I rode 37 miles on Far last weekend – 31 of them completely barefoot. I’m getting him ready for the Dynamite Dash 100 on February 27th. It’s the first time I’ve done so many miles barefoot at one time – and I did it partly because of the concepts Duncan McLaughlin so ably described in his post on concussion yesterday.
One of the 25 mile loops at Dynamite Dash. I had the enviable task of pre-riding two of the loops in Tonto National Forest on Monday.
One of our winter guests pointed out to me how much confidence I have obviously built in barefoot in the last forty weeks without shoes. And he’s right: I would never have gone out there barefoot on such a long training ride 12 days before a 100 mile race if I did not have such a high level of comfort that this is the best way for my horses to go.
Far moves boldly and with ease through sand, rock and decomposed granite. His heels are decontracting nicely and his feet look healthy. We’ve had a fairly wet winter down here in south central Arizona – and I think the regular wetness in the ground has really helped his feet expand.
Far: amazingly tough feet. They still look flat to me, but there is obviously change going on.
I also rode Redford 11 miles without boots. He had an aggressive trim a couple of weeks ago a day after three days of constant rain. He was sore for a few days.

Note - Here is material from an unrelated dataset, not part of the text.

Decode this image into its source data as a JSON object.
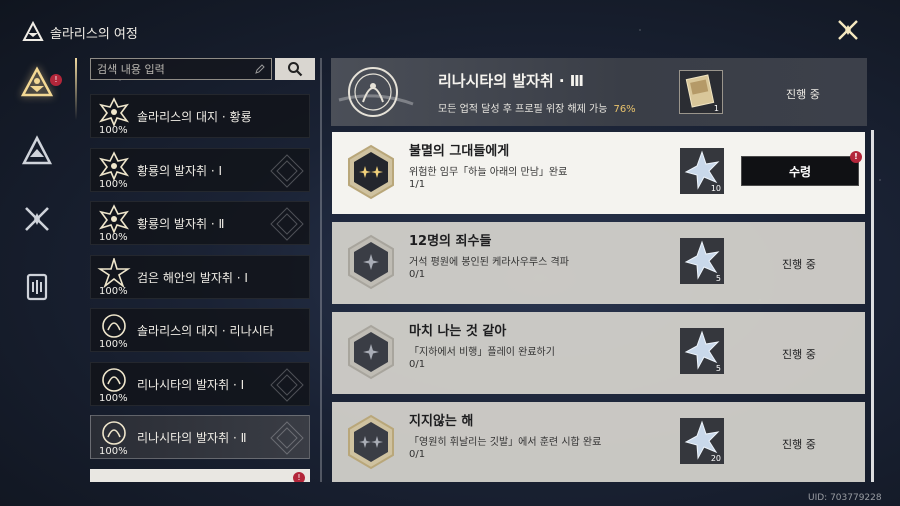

When I rode him last weekend he was very comfortable over all but the rockiest sections of the trail – it proves to me that each horse reacts very differently to barefoot/booted – even when conditions and diet are the same.
You’ve got to be committed

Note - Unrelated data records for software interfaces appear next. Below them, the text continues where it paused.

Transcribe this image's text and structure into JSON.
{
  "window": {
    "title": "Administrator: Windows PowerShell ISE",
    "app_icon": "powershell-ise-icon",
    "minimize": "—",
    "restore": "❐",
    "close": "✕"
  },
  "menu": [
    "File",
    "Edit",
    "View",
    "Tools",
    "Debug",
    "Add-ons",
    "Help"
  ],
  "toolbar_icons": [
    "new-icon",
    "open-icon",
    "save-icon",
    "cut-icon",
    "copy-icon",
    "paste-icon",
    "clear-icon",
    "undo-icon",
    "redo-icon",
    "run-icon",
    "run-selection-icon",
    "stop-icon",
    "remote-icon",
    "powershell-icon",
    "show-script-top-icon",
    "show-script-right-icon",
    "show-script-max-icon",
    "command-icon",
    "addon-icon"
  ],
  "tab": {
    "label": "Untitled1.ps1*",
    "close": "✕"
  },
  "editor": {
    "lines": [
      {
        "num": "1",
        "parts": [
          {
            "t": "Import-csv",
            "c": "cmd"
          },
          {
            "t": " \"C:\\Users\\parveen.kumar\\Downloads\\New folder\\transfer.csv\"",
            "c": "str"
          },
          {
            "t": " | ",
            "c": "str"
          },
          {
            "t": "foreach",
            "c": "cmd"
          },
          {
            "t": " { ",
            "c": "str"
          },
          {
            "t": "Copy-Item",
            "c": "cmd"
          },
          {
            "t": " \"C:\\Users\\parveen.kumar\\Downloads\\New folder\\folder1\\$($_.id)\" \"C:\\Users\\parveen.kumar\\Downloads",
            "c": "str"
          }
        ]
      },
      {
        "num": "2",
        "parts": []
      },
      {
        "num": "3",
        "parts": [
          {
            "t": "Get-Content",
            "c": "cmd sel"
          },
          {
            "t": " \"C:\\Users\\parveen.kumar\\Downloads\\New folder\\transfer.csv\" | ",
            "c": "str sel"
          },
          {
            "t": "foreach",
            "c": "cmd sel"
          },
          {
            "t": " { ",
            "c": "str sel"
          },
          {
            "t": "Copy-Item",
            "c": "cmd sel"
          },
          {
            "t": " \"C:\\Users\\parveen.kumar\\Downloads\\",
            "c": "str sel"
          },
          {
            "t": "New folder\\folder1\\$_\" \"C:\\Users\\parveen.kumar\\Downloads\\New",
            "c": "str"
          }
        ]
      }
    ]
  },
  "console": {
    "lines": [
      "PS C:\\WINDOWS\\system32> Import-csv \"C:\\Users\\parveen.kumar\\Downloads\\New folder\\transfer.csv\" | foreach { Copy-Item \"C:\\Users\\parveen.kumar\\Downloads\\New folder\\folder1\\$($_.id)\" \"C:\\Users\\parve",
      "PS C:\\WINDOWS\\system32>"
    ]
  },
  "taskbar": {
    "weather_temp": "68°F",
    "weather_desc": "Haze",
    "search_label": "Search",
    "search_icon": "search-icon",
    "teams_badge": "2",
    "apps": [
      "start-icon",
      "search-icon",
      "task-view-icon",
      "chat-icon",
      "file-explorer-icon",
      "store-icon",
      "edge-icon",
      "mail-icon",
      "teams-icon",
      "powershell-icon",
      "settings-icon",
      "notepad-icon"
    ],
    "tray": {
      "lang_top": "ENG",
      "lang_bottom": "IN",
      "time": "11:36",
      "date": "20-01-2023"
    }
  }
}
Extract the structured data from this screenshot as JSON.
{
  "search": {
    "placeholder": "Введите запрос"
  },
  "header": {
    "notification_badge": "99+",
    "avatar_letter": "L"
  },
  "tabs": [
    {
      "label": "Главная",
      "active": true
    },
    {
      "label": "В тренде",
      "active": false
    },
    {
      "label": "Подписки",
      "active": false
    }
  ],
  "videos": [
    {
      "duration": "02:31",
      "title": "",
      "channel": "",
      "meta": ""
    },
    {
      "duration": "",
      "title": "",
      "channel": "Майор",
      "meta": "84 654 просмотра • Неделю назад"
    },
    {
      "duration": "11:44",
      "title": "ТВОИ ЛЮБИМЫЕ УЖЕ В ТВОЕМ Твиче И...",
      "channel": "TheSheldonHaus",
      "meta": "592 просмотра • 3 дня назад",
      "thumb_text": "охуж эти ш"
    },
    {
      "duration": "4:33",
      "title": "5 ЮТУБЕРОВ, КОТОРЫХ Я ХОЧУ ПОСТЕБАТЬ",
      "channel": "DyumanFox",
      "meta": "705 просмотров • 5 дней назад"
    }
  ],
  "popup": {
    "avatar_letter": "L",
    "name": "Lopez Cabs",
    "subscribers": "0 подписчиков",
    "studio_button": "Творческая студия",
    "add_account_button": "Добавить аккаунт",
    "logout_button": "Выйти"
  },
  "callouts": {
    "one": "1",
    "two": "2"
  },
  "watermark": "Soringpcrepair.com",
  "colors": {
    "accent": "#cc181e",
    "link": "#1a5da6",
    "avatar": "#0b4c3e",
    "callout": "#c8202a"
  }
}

One of the lessons Redford has taught me is that there is more to natural horse care than just pulling the shoes.
An extreme: this photo was taken at the Scottsdale Arabian Horse Show last weekend.
Diet may be one of the most surprising factors in a horse’s ability to go down the trail comfortably. With Redford, Rocky and Rain, there is a direct correlation between a starchy diet and tender feet. If I feed a grain hay, oats or beet pulp, Redford is almost instantly different in his way of going. Far seems to be the only one of the four who doesn’t demonstrate a reaction to sugar.
You’ve got to move, too
Another shocker is the correlation between movement and hoof growth. Using natural hoof trimming principles, I usually trim Far once a week while he is working and it is shocking to see how much his feet are growing now compared to the ten-week break I gave him after he completed Tevis. The growth is not just in length of hoof, but also in width and shape – something I never saw when my horses were shod.
This is obviously not Far – but definitely worth seeing. Also from the Scottsdale show.
Ride the curve
There is lots of information to digest – and you’ve got to want to learn and to be curious and bold and experiment here and there. The EasyCare website has good information to get you started, but nothing equals getting out there and doing it for yourself. If you’re anything like me, you’ll love having greater control over your equine partner’s feet instead of having to deal with horse hoof problems on an ongoing basis.
Far got first place middleweight in the Southwest regional standings in 2009: an accomplishment I directly attribute to using Easycare boots.